This article is brought to you courtesy of Legaltech News and was originally published on August 11, 2020.
While ACEDS membership and the number of certified individuals is growing, ACEDS president Mike Quartararo expects the e-discovery industry itself might take longer to fully bounce back from layoffs and the other lingering effects of the COVID-19 pandemic.
Mike Quartararo, president of the Association of E-Discovery Specialists (ACEDS), won’t officially celebrate a year on the job until October, but he’s had more than a year’s worth of work in that time. COVID-19 has sent ripples throughout e-discovery and the legal industry general, prompting a litigation slowdown and subsequent layoffs.
Fortunately, ACEDS’ status as an online education provider has made it easier to adapt to a new world where business, industry conferences and even certifications are conducted online. Quartararo, who before coming to ACEDS served as managing director at eDPM Advisory Services and director of litigation support services at Stroock & Stroock & Lavan, believes the e-discovery sector will eventually bounce back.
However, the same jobs might be located in different places when it does. Below, Quartararo discusses why he thinks e-discovery gigs are headed away from law firms and what e-discovery professionals may need to know in a post-pandemic world.

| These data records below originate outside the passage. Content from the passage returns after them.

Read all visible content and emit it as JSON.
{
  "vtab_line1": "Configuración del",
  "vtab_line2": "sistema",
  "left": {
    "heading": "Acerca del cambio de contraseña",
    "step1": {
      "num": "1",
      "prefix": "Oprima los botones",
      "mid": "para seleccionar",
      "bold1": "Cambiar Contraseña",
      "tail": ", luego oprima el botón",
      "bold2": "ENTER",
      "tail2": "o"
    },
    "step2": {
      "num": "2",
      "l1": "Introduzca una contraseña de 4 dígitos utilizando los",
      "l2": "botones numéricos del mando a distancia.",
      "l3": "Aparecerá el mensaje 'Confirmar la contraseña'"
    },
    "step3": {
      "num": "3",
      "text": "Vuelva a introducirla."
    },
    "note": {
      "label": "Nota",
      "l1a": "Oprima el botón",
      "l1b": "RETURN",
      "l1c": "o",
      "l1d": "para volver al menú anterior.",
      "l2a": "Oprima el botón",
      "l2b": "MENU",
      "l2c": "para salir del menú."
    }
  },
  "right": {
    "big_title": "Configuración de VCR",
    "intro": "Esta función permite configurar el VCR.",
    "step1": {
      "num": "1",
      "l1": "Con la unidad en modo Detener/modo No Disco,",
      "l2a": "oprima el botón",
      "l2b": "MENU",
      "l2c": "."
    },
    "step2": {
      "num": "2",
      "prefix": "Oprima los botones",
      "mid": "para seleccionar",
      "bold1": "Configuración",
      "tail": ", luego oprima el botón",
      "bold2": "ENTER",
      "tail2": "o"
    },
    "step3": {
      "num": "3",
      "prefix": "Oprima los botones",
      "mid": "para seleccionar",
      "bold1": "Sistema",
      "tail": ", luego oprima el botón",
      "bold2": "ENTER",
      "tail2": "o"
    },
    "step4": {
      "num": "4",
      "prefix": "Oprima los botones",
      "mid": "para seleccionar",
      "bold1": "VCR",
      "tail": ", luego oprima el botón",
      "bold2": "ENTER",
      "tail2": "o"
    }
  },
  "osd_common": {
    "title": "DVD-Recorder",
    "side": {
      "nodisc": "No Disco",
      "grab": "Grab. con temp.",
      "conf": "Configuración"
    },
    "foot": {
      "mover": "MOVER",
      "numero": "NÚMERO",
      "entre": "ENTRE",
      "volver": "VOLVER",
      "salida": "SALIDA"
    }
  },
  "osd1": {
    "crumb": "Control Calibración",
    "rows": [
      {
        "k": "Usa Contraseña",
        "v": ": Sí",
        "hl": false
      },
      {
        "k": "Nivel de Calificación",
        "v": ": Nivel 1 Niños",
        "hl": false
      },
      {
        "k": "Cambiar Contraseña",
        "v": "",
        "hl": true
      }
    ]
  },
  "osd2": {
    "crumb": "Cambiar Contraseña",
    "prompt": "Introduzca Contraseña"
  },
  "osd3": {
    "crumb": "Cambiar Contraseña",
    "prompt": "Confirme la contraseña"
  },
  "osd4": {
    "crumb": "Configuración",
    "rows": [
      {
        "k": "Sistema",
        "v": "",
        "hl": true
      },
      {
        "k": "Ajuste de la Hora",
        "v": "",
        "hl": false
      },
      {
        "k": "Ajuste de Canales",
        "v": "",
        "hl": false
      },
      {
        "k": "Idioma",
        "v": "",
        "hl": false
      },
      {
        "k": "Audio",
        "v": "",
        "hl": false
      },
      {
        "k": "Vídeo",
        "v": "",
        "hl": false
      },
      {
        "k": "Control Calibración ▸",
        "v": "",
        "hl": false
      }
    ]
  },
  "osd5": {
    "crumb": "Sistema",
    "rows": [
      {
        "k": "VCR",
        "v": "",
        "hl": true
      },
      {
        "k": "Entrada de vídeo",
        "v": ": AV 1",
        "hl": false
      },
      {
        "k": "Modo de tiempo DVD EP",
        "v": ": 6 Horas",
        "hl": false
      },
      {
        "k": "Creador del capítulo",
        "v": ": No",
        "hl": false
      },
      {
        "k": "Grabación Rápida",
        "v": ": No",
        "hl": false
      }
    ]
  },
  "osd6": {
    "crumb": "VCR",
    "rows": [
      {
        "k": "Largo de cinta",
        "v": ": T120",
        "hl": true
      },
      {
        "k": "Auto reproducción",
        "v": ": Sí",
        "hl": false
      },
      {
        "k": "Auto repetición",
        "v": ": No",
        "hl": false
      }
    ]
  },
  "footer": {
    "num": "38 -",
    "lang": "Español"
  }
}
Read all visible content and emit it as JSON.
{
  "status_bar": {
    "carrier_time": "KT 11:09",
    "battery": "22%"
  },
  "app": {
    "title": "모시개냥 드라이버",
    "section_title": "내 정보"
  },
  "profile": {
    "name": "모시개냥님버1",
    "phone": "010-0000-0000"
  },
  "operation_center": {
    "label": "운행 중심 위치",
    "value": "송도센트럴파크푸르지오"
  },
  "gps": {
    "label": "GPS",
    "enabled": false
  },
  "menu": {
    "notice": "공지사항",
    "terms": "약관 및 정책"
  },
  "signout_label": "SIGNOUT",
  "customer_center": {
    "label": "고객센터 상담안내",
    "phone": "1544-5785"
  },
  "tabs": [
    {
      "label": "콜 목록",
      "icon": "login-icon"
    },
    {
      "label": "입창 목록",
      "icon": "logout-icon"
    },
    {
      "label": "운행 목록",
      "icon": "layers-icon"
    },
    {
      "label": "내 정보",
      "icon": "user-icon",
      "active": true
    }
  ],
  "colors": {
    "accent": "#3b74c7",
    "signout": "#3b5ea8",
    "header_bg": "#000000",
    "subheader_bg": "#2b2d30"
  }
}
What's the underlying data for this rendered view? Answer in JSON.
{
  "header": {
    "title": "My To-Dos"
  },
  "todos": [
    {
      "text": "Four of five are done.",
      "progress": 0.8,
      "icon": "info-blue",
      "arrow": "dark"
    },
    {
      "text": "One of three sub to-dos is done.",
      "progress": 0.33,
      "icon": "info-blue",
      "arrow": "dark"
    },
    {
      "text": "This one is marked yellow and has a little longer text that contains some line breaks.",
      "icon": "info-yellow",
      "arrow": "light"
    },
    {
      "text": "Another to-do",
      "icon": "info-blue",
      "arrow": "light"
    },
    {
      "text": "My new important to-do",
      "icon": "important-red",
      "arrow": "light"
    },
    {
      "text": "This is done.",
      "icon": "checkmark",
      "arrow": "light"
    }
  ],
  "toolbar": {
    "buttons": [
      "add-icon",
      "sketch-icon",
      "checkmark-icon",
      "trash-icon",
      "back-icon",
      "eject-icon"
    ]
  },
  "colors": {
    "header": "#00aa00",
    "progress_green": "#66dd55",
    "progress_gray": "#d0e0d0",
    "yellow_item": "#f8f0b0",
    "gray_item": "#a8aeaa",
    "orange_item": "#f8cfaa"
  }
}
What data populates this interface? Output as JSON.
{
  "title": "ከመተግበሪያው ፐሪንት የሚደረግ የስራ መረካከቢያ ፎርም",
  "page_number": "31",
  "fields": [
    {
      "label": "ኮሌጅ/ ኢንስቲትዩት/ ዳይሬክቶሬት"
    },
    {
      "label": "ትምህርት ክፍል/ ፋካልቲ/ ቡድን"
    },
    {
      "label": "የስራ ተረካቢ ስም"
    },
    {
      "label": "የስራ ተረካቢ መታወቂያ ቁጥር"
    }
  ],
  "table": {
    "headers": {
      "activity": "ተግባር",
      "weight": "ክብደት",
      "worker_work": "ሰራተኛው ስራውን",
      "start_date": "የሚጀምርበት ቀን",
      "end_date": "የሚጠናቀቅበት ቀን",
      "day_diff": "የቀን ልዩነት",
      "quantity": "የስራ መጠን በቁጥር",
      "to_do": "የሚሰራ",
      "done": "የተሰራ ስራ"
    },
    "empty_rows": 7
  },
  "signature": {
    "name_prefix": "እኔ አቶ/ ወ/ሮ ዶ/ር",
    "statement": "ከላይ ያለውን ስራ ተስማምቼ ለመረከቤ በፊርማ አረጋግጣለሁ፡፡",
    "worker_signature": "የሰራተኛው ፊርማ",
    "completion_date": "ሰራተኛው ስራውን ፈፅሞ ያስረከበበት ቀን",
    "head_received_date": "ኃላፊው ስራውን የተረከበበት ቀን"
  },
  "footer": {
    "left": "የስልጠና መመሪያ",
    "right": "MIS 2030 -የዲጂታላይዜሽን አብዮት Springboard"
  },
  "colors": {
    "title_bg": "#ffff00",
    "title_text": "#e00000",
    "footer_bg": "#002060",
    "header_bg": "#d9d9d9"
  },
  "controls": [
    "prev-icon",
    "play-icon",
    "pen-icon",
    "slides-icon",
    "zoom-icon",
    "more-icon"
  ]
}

This interview has been edited for clarity and length.
Legaltech News: This was probably not the first year that you were expecting. How did the onset of the pandemic impact your plans for this year? Is this a different e-discovery industry than the one that began your tenure at ACEDS?
Michael Quartararo: I don’t think it’s changed my view of the industry. But it’s certainly impacted us in that as a professional association in the space, we kind of count on that ability to interact with people in-person. So we’ve kind of been—as has everybody in the space—forced to go virtual with our events, our chapter meetings, attending conferences, all of those kinds of things.
Do you see the impact of COVID-19 forcing ACEDS to rethink the way that it approaches its mission long-term?
At the end of the day we’re a training and certification association, and if ever there was time to be an online education provider, it’s a good time for that. So we’ve been fortunate in that regard.
We are fortunate to be positioned to offer a lot of what we do online. For instance, we’ve pivoted from our exam is offered at a thousand testing centers around the world. It was a really light lift for us to moved it online and provide online proctored exams.
Towards the beginning of the pandemic we saw a slowdown in litigation and the resulting layoffs that occurred within the e-discovery industry. Are we starting to see that trend reverse itself?
I think it’s likely to continue for a while, in my opinion, just because it’s not quite clear. There’s more recently been a surge in layoffs. The surge has been in COVID-19 sort of rising up again across the nation and I think… the e-discovery and litigation space is probably going to be flat for a few more months until we kind of figure this out.
But I’m optimistic that everybody is adapting well and finding their way through this. I think that on the other side there will be an increase in litigation and therefore e-discovery projects, and so we’re posed to continue offering the training and certification to those who need it.
Do you think that all of the e-discovery jobs that were lost during the initial stages of the pandemic will return? Or will that talent simply be clustered in different places than before COVID-19?
I think some of it will come back, but I think that there will be a shift in the work force in that more people will go work in-house or at vendors as opposed to law firms, maybe.
But that all remains to be seen. I think it’s a big question mark… If I had to guess I would say more vendor-centric employment opportunities because I think more of the work is—as it has been for years—moving in-house. There will just be more opportunity for jobs on the vendor and corporate side than on the law firm side.
Are there new skills that e-discovery professionals will have to learn or emphasize if they hope to remain relevant in a post-pandemic world?
I think the skill set pretty much remains the same. If there’s any sort of area of specialization, I would say it’s more around dealing with issues like machine learning or AI or TAR. Those kinds of skill sets are going to become more valuable as we come out of this thing, because people are going to be looking for more efficient ways to, for example, review documents. If there’s an application that helps in that regard, I think that’s going to become a more useful skill.
And then I think on the information governance side of things with everybody moving to the cloud, understanding issues around SaaS-based offerings, maintaining those kinds of information governance protocols on the left side of the EDRM are going to become really important.